  27. ^ Chitwood, Adam. "Mark Millar Shares Report from the KICK-ASS 2 Set; Teases Three More Film Adaptations of His Comics". Collider.com. Retrieved 13 August 2013. 
  28. ^ "JeffWadlow: That's a wrap - JUSTICE". Twitter. Retrieved 16 August 2013. 
  29. ^ "JimCarrey: I did Kickass a month b4 Sandy". Twitter. Retrieved 16 August 2013. 
  30. ^ a b Child, Ben (24 June 2013). "Jim Carrey condemns violence in his own movie Kick-Ass 2". The Guardian. Retrieved 28 June 2013. 
  31. ^ Millar, Mark (23 June 2013). "JIM CARREY CONDEMNS KICK-ASS 2 VIOLENCE!". MillarWorld. Retrieved 12 August 2013. 
  32. ^ Rollings, Grant (7 August 2013). "It’s a movie.. it’s a fake. I don’t run around trying to kill people and cuss - Says Chloe Moretz". The Sun (London). Retrieved 15 August 2013.  (subscription required)

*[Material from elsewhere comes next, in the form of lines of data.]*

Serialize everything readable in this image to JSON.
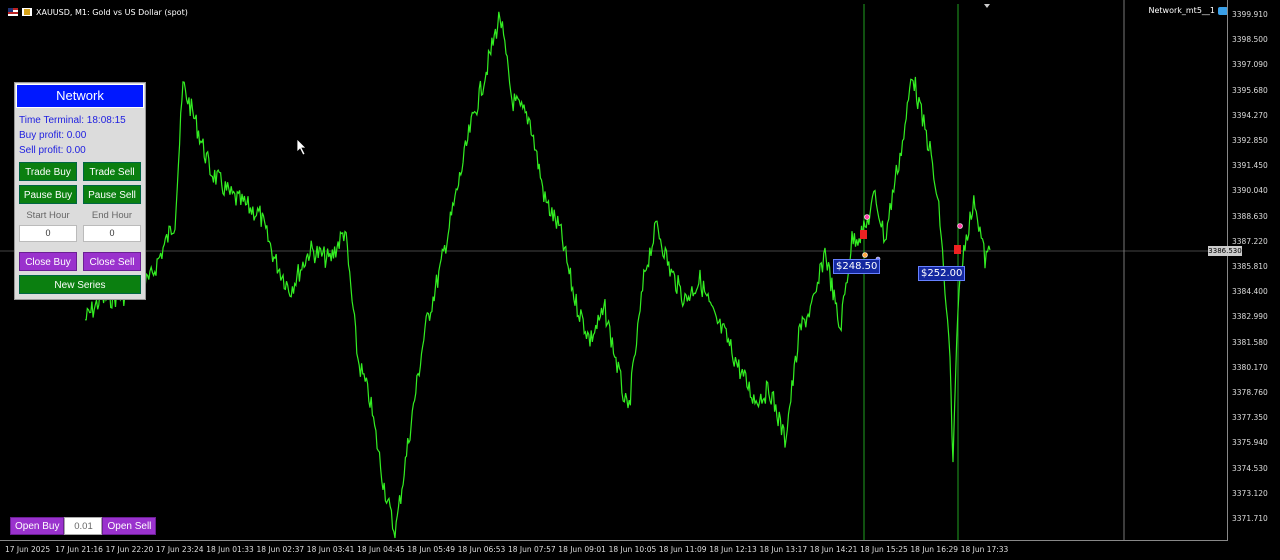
{
  "chart": {
    "title": "XAUUSD, M1:  Gold vs US Dollar (spot)",
    "expert_name": "Network_mt5__1",
    "current_price_label": "3386.530",
    "colors": {
      "line": "#33ee22",
      "vline": "#1fa11f",
      "bg": "#000000"
    },
    "price_labels": [
      "3399.910",
      "3398.500",
      "3397.090",
      "3395.680",
      "3394.270",
      "3392.850",
      "3391.450",
      "3390.040",
      "3388.630",
      "3387.220",
      "3385.810",
      "3384.400",
      "3382.990",
      "3381.580",
      "3380.170",
      "3378.760",
      "3377.350",
      "3375.940",
      "3374.530",
      "3373.120",
      "3371.710"
    ],
    "time_labels": [
      "17 Jun 2025",
      "17 Jun 21:16",
      "17 Jun 22:20",
      "17 Jun 23:24",
      "18 Jun 01:33",
      "18 Jun 02:37",
      "18 Jun 03:41",
      "18 Jun 04:45",
      "18 Jun 05:49",
      "18 Jun 06:53",
      "18 Jun 07:57",
      "18 Jun 09:01",
      "18 Jun 10:05",
      "18 Jun 11:09",
      "18 Jun 12:13",
      "18 Jun 13:17",
      "18 Jun 14:21",
      "18 Jun 15:25",
      "18 Jun 16:29",
      "18 Jun 17:33"
    ],
    "profit_tags": [
      "$248.50",
      "$252.00"
    ]
  },
  "panel": {
    "title": "Network",
    "time_terminal": "Time Terminal: 18:08:15",
    "buy_profit": "Buy profit: 0.00",
    "sell_profit": "Sell profit: 0.00",
    "trade_buy": "Trade Buy",
    "trade_sell": "Trade Sell",
    "pause_buy": "Pause Buy",
    "pause_sell": "Pause Sell",
    "start_hour_label": "Start Hour",
    "end_hour_label": "End Hour",
    "start_hour_value": "0",
    "end_hour_value": "0",
    "close_buy": "Close Buy",
    "close_sell": "Close Sell",
    "new_series": "New Series"
  },
  "order": {
    "open_buy": "Open Buy",
    "lot": "0.01",
    "open_sell": "Open Sell"
  }
}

  33. ^ Mosbergen, Dominique (8 August 2013). "Chloe Grace Moretz Defends 'Kick-Ass 2,' Disagrees With Jim Carrey's Stance On Film's Violence". The Huffington Post. Retrieved 12 August 2013. 
  34. ^ "Kick-Ass 2 (2013)". Rotten Tomatoes. Retrieved 8 February 2014. 
  35. ^ "Kick-Ass 2 Reviews". Metacritic. CBS Interactive. Retrieved 14 August 2013. 
  36. ^ Olsen, Mark (14 August 2013). "Movie review: 'Kick-Ass 2' aims high but falls short". Los Angeles Times. Retrieved 16 August 2013. 
  37. ^ Dargis, Manohla (15 August 2013). "Teenagers With Guns, Supposedly Good Guys". The New York Times. Retrieved 16 August 2013. 
  38. ^ Gibron, Bill (16 August 2013). "'Kick-Ass 2' : More is Definitely Less". PopMatters. 
  39. ^ Chang, Justin (14 August 2013). "Film Review: ‘Kick-Ass 2’". Variety (magazine). Retrieved 16 August 2013. 
  40. ^ DeFore, John (16 August 2013). "Kick-Ass 2: Film Review". The Hollywood Reporter. Retrieved 16 August 2013. 
  41. ^ Bradshaw, Peter (15 August 2013). "Kick-Ass 2 - review". The Guardian. Archived from the original on 16 August 2013. Retrieved 16 August 2013. 
  42. ^ Williams, Owen. "Kick-Ass 2. Okay you c@&!s... let’s see what you can do now!". Empire. Retrieved 17 August 2013. 
  43. ^ "Weekend Box Office Results for August 16-18, 2013 - Box Office Mojo". Box Office Mojo. Retrieved 18 August 2013. 
  44. ^ Subers, Ray (15 August 2013). "Forecast: 'Kick-Ass,' 'Butler' Battle for First This Weekend". Box Office Mojo. Retrieved 18 August 2013. 
  45. ^ Armitage, Hugh (17 June 2013). "'Kick-Ass 3' movie dependent on '2's success, says Mark Millar - Movies News". Digital Spy. Retrieved 18 August 2013. 
  46. ^ "'Kick-Ass 3' to Conclude the Series with a Major Death?". Screenrant.com. 28 June 2013. Retrieved 18 August 2013. 
  47. ^ "Moretz: Bugatti for Kick-Ass 3?". The Belfast Telegraph. Retrieved 18 August 2013. 
  48. ^ "Kick-Ass 3 in the pipeline". Yahoo!. 30 August 2013. Archived from the original on 21 September 2013. 

External links[edit]